Examples of conflicts of interest given included members of accredited air ambulance providers being on the boards of accrediting bodies.
CAMTS has strict rules with regards to conflict of interest — inspectors do not represent their employer while working for CAMTS, said Eileen. Companies seeking accreditation are referred to by number, not name, in meetings. Inspectors are also asked to sign a conflict of interest form and if there is a conflict, then the person is asked to leave the room while their employer or competitor is being discussed.
All EURAMI board members sign a conflict of interest form, Laurent explained. Any decision that could be affected by a potential conflict of interest means that that member has to leave the room. If there is a competitor being discussed, then a member can also be asked to leave the room. Laurent made the point that it is a very small industry, and the pool of expertise is therefore somewhat limited.
Gary (pictured above) commented that NAAMTA wouldn’t employ a company’s competitor to perform an audit. There are board advisors who are given bare facts, with no company names, to make decisions. Every board member has to comply with confidential agreements — it is a legal obligation, he said.
Andy: If there is no policing or punishment of offenders, is there any point in accreditation?
Accreditation organisations are not regulatory bodies, noted Eileen. CAMTS does the best it can in terms of policing and making sure companies are following through on their process. There are sanctions (suspension and withdrawal) in place, but CAMTS is not there to punish operators — it wants to help operators better themselves, not punish them for being bad, she said.
Gary agreed that it is important that companies are held to account if they are not complying with requirements, asking: what is the point of signing up to standards if they are not going to be kept to? IAAA/NAAMTA, he added, aims to help companies to raise their standards, but if non-compliance is factually evident, then action will be taken. Punishments are based on the seriousness of the failure, and accreditation can be terminated if necessary. But, said Gary, there need to be facts to work with, not just rumour or perception.
EURAMI’s sanctions are withdrawal and cancellation of accreditation. Laurent echoed Eileen’s comment that accreditors are not regulators.
This session proved to be very popular with air ambulance operators and the insurance companies that make use of their services.
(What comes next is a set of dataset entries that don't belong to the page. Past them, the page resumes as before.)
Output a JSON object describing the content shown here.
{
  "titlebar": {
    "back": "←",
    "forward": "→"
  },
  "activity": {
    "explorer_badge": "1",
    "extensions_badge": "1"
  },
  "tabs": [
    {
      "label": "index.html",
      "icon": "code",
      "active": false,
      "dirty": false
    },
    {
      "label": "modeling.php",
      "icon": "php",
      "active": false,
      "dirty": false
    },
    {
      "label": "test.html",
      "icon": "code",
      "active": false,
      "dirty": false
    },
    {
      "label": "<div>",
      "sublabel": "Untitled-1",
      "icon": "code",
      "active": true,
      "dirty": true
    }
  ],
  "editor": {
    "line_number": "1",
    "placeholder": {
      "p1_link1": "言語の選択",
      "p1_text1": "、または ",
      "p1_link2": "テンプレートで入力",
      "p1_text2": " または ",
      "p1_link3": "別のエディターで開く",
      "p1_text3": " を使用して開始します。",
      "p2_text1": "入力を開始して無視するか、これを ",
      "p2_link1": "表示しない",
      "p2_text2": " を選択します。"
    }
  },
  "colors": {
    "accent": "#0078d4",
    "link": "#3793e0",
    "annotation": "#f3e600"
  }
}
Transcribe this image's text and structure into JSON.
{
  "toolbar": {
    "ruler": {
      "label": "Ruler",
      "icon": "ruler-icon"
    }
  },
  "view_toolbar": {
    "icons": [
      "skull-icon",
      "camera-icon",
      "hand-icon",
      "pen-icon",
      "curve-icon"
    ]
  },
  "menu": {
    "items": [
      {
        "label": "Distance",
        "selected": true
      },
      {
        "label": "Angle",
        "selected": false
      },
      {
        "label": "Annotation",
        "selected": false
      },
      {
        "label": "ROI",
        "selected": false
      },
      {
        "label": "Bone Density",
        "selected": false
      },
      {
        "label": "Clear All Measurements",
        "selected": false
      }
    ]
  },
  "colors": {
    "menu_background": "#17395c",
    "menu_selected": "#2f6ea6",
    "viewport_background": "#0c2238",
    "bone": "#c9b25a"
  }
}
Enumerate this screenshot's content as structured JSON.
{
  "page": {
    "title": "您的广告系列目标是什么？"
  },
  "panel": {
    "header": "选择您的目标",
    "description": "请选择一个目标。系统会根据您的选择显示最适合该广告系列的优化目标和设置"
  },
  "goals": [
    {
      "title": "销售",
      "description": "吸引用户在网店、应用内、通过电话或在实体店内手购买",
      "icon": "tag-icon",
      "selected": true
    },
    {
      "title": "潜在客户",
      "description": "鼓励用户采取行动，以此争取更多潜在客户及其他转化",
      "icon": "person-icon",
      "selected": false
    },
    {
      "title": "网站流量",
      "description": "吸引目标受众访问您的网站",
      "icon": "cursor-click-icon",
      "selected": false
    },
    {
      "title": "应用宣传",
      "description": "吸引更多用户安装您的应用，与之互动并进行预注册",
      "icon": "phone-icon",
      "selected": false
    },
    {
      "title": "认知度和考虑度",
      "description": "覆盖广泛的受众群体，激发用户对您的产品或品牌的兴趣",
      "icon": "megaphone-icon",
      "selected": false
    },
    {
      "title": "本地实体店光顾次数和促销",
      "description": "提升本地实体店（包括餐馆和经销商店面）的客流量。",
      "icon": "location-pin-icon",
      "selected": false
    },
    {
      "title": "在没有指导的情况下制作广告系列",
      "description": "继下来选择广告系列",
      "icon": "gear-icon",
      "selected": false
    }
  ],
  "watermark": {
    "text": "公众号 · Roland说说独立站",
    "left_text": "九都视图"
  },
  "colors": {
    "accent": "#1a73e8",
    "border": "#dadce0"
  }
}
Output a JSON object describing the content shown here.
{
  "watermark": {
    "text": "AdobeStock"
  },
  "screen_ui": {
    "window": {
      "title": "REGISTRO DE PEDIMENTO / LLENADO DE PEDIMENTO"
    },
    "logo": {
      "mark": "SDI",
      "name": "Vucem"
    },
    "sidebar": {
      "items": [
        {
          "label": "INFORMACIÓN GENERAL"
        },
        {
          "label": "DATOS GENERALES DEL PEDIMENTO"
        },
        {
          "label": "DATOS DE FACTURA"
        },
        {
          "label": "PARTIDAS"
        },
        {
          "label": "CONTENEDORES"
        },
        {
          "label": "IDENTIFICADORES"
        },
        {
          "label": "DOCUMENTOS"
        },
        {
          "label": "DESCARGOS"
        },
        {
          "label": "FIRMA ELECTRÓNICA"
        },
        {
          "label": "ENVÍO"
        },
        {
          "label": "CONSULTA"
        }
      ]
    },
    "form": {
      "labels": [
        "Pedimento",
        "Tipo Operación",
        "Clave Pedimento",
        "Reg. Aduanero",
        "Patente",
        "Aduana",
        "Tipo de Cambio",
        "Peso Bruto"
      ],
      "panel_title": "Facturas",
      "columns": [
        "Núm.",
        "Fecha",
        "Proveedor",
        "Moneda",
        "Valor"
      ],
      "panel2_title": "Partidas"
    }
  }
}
The questions from the audience demonstrated a high level of interest in the topic from the industry, showing that this was a debate that could have continued for some time and has yet to be settled.